**Exercise description:**
Every record needs to be set down again without a single difference.

= = = =

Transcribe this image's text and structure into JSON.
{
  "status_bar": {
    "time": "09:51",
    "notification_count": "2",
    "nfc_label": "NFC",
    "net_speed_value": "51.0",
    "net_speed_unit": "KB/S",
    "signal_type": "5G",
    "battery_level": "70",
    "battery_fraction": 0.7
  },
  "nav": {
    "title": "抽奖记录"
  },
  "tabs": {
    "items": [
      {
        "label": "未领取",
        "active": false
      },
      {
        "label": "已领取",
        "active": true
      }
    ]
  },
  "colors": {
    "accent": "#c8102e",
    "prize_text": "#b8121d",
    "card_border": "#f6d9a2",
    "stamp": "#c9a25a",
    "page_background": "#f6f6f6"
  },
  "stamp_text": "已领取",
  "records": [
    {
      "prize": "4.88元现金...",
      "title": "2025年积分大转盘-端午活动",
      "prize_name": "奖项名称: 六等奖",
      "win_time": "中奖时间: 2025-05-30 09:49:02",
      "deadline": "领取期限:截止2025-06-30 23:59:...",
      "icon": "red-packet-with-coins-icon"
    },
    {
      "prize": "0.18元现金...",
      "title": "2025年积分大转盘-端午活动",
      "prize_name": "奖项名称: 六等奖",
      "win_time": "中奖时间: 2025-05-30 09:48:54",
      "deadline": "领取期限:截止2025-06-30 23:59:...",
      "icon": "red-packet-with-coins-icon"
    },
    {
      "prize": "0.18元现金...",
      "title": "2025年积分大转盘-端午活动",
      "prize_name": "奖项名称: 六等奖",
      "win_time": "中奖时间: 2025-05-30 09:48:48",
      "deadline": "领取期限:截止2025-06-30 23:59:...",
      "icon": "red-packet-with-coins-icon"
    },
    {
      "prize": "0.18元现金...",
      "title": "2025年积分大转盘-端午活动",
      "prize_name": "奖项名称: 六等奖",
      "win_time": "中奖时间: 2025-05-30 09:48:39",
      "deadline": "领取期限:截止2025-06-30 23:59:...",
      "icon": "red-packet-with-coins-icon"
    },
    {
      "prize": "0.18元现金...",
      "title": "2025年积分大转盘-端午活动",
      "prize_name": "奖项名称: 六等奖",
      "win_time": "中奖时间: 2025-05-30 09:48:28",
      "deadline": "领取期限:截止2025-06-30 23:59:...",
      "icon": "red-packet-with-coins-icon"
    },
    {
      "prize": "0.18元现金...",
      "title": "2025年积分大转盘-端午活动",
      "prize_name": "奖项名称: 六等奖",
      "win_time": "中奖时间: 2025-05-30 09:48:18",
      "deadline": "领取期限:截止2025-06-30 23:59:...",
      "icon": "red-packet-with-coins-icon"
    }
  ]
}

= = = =

**Answer section:**
Transcribe this image's text and structure into JSON.
{
  "status_bar": {
    "time": "09:51",
    "notification_count": "2",
    "nfc_label": "NFC",
    "net_speed_value": "51.0",
    "net_speed_unit": "KB/S",
    "signal_type": "5G",
    "battery_level": "70",
    "battery_fraction": 0.7
  },
  "nav": {
    "title": "抽奖记录"
  },
  "tabs": {
    "items": [
      {
        "label": "未领取",
        "active": false
      },
      {
        "label": "已领取",
        "active": true
      }
    ]
  },
  "colors": {
    "accent": "#c8102e",
    "prize_text": "#b8121d",
    "card_border": "#f6d9a2",
    "stamp": "#c9a25a",
    "page_background": "#f6f6f6"
  },
  "stamp_text": "已领取",
  "records": [
    {
      "prize": "4.88元现金...",
      "title": "2025年积分大转盘-端午活动",
      "prize_name": "奖项名称: 六等奖",
      "win_time": "中奖时间: 2025-05-30 09:49:02",
      "deadline": "领取期限:截止2025-06-30 23:59:...",
      "icon": "red-packet-with-coins-icon"
    },
    {
      "prize": "0.18元现金...",
      "title": "2025年积分大转盘-端午活动",
      "prize_name": "奖项名称: 六等奖",
      "win_time": "中奖时间: 2025-05-30 09:48:54",
      "deadline": "领取期限:截止2025-06-30 23:59:...",
      "icon": "red-packet-with-coins-icon"
    },
    {
      "prize": "0.18元现金...",
      "title": "2025年积分大转盘-端午活动",
      "prize_name": "奖项名称: 六等奖",
      "win_time": "中奖时间: 2025-05-30 09:48:48",
      "deadline": "领取期限:截止2025-06-30 23:59:...",
      "icon": "red-packet-with-coins-icon"
    },
    {
      "prize": "0.18元现金...",
      "title": "2025年积分大转盘-端午活动",
      "prize_name": "奖项名称: 六等奖",
      "win_time": "中奖时间: 2025-05-30 09:48:39",
      "deadline": "领取期限:截止2025-06-30 23:59:...",
      "icon": "red-packet-with-coins-icon"
    },
    {
      "prize": "0.18元现金...",
      "title": "2025年积分大转盘-端午活动",
      "prize_name": "奖项名称: 六等奖",
      "win_time": "中奖时间: 2025-05-30 09:48:28",
      "deadline": "领取期限:截止2025-06-30 23:59:...",
      "icon": "red-packet-with-coins-icon"
    },
    {
      "prize": "0.18元现金...",
      "title": "2025年积分大转盘-端午活动",
      "prize_name": "奖项名称: 六等奖",
      "win_time": "中奖时间: 2025-05-30 09:48:18",
      "deadline": "领取期限:截止2025-06-30 23:59:...",
      "icon": "red-packet-with-coins-icon"
    }
  ]
}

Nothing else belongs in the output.